A pro-government commentator trumpets the fact that Italian PM Renzi’s decision to lower the retirement age for judges has not been criticized as undemocratic by the European media and the EU, while a similar decision by Viktor Orbán three years ago provoked a harsh rebuke.
In 2011, Parliament ordered judges to retire at 62, the official age of retirement, provoking allegations that the government wanted to get rid of older judges who were more likely to have ties with the Socialists. Eventually the Hungarian Constitutional Court decided that the statute was unconstitutional. (See BudaPost July 24, 2012.)
In Magyar Nemzet, Anna Szabó considers the Italian case yet another example of double standards in the EU. The Fidesz government’s special levy on banks and the ”sector-specific crisis taxes” (on telecommunication providers) were similarly attacked. Yet these were later copied by other EU member countries without the Commission ringing the alarm bell. Now once again, no one seems to be bothered when Italy’s leftist Prime Minister Matteo Renzi decides as part of his reform package that judges should retire at the age of 70, while the retirement age will be further lowered to 66 in the next two years, she remarks, whereas Viktor Orbán’s similar move provoked the ire of the Venice Committee and EU Commissioner Viviane Reding. In the Italian case, providing more opportunity for younger judges is called a reform rather than discrimination or a blow to democracy, Szabó adds bitterly, while in Hungary “the old order has been restored” through the decision of the Constitutional Court, and veteran judges from the time “when most judges had to be party members” closed their ranks.
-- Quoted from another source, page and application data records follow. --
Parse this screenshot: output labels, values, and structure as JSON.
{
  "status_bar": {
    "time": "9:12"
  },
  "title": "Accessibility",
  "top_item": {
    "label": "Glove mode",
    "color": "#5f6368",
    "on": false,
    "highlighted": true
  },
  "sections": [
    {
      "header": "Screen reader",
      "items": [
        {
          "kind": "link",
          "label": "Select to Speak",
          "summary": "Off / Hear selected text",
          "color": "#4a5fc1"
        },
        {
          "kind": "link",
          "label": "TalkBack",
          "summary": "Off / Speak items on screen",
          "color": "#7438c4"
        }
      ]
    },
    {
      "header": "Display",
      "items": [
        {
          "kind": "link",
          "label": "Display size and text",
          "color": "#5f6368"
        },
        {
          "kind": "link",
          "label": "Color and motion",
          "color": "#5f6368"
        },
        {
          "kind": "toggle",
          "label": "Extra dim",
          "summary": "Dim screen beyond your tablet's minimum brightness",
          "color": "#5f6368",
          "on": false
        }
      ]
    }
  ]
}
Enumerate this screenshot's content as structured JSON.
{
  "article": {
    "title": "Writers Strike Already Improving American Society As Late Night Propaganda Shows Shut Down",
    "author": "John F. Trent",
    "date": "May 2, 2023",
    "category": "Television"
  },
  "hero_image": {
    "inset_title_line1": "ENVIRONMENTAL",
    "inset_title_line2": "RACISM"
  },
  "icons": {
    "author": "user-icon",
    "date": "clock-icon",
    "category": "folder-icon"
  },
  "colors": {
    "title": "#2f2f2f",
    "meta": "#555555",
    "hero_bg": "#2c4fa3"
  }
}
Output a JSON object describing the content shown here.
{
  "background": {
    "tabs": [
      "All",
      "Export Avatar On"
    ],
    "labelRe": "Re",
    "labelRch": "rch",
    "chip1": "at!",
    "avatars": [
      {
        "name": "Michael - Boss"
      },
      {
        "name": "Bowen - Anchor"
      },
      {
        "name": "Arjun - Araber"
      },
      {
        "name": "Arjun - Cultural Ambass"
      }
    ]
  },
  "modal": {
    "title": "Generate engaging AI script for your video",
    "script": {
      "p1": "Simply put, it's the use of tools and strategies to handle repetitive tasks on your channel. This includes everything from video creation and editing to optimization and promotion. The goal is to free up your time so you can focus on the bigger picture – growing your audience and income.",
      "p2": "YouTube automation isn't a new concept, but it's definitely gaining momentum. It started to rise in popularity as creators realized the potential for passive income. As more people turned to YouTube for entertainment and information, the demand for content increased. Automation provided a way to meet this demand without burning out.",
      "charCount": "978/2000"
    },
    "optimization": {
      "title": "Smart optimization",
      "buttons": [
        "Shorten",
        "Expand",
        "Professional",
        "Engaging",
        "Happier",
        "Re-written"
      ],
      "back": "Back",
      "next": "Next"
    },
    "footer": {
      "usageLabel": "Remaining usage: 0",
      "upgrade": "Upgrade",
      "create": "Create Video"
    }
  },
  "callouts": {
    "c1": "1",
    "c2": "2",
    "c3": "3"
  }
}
The result, she says, is that a former Socialist MP has just been acquitted by a former Socialist candidate for the Constitutional Court, she concludes – a reference to former MSZP vice-chairman and former mayor of the 11th district of Budapest Gyula Molnár who was acquitted of a corruption charge by the Kúria (the Supreme Court) in May after being sentenced to 8 months in prison in the first instance six months before.